Work task> Select the lines below containing the word "screenshot".

Information supplied>
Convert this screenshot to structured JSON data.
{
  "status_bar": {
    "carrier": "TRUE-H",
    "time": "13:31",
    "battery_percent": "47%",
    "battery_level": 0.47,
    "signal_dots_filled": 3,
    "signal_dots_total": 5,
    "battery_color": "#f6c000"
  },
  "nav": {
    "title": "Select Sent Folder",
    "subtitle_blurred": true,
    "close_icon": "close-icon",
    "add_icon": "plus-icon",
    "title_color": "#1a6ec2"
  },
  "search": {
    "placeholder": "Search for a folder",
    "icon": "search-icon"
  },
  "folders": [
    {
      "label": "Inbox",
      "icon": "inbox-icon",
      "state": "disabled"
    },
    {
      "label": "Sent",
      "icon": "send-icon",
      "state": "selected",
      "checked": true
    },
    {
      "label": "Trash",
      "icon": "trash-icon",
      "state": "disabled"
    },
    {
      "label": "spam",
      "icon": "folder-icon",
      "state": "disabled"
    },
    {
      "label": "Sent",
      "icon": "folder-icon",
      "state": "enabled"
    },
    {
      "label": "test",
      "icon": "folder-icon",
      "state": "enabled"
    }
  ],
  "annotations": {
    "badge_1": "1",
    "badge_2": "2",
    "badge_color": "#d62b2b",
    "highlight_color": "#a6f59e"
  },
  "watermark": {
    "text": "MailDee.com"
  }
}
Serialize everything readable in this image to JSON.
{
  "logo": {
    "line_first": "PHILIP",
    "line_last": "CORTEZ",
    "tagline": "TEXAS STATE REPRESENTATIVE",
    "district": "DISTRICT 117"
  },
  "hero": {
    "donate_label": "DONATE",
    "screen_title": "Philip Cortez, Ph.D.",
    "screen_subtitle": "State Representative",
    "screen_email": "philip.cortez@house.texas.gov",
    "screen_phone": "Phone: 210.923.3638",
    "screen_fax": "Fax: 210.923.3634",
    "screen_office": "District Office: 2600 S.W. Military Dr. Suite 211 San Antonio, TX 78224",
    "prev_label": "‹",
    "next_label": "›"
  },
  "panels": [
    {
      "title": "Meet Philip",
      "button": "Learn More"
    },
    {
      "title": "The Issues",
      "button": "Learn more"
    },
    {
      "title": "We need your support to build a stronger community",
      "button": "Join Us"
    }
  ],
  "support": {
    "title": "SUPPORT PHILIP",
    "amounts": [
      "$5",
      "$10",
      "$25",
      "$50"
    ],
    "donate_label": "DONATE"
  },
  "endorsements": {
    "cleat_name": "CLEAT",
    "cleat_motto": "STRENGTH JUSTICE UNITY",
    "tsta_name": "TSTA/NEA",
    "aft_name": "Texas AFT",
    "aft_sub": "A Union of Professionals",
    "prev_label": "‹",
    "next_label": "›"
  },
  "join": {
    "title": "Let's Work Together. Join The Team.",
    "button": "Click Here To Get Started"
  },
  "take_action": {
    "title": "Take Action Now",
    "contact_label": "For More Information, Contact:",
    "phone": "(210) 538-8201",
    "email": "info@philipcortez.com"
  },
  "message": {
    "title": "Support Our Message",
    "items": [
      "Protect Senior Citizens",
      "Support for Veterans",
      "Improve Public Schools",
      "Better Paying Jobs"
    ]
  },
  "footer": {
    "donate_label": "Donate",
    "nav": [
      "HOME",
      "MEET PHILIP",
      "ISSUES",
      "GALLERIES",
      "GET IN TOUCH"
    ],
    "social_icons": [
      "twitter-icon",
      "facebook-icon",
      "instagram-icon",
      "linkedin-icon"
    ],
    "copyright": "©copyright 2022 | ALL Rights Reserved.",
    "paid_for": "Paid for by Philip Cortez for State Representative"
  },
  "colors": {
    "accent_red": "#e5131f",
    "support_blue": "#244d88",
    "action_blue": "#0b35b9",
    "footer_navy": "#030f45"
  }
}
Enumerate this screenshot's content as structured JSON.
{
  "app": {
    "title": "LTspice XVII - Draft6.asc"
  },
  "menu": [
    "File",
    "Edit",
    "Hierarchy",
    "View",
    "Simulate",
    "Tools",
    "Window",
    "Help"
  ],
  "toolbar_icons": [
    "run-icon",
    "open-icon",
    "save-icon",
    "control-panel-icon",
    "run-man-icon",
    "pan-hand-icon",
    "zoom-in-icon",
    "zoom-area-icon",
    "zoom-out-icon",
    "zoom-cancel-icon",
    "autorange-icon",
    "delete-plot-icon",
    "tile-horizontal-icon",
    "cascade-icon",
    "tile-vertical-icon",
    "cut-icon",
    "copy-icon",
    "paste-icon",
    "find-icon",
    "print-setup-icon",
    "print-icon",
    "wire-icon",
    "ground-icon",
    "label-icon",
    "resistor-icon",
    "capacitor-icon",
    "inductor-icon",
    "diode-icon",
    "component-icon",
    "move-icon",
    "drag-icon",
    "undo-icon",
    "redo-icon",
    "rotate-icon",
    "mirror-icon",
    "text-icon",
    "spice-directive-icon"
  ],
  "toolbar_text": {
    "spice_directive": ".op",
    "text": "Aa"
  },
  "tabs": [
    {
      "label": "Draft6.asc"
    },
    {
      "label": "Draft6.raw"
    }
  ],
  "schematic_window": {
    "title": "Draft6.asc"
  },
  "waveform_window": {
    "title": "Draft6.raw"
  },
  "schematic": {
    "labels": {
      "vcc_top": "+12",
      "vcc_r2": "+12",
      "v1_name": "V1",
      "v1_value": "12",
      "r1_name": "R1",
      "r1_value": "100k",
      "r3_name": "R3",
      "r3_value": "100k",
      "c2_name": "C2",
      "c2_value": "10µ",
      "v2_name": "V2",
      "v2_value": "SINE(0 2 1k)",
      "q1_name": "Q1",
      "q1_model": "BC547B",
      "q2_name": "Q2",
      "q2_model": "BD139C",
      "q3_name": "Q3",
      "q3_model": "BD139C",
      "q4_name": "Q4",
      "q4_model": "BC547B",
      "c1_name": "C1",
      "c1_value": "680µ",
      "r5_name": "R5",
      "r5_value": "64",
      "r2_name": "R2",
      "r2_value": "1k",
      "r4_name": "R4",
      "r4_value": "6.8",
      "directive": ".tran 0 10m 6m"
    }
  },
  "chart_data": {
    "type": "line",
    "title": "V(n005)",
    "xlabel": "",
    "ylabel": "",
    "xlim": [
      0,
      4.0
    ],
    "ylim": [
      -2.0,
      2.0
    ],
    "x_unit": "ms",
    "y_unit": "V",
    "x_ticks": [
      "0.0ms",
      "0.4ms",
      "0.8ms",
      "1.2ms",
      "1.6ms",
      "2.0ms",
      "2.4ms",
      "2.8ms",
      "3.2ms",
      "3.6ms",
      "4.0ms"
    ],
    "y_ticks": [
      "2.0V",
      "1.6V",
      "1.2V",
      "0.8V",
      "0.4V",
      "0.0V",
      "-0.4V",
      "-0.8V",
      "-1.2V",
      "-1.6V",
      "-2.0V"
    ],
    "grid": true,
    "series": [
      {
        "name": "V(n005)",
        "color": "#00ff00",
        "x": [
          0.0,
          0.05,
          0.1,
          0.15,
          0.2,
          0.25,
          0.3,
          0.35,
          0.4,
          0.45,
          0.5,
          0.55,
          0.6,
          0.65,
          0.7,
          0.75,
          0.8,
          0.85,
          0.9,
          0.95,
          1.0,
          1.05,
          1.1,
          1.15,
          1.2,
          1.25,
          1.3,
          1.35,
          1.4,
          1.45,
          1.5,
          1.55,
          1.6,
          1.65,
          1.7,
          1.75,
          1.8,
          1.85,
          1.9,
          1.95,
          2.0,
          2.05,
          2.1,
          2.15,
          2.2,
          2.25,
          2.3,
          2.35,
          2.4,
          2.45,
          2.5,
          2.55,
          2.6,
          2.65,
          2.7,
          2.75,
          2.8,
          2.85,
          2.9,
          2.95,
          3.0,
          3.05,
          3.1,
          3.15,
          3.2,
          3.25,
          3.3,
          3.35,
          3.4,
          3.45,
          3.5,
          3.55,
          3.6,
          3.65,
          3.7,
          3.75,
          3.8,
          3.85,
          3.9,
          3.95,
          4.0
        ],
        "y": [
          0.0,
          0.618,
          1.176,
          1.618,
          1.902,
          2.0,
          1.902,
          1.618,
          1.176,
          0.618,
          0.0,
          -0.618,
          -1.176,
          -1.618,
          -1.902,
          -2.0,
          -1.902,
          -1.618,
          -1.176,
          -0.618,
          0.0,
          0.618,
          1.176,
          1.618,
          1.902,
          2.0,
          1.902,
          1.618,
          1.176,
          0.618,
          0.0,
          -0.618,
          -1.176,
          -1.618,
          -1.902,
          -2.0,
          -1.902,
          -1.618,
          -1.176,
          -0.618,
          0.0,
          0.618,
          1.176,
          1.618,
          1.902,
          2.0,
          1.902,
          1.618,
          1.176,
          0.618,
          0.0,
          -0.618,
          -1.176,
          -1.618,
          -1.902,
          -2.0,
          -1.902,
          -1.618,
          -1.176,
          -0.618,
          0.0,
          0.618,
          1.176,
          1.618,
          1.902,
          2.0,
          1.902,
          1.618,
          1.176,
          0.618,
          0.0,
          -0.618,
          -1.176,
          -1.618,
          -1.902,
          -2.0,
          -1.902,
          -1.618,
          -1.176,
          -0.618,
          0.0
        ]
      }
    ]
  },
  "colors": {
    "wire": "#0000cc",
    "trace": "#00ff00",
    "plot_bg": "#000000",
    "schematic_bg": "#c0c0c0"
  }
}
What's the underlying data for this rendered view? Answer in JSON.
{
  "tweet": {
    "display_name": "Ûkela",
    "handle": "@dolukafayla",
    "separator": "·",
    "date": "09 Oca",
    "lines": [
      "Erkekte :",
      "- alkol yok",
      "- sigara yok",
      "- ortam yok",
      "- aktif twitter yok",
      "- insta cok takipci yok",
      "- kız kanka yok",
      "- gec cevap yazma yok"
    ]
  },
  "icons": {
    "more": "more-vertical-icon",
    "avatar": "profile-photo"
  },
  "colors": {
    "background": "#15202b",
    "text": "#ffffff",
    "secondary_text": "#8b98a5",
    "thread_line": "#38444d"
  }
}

Response to this task>
Convert this screenshot to structured JSON data.
Enumerate this screenshot's content as structured JSON.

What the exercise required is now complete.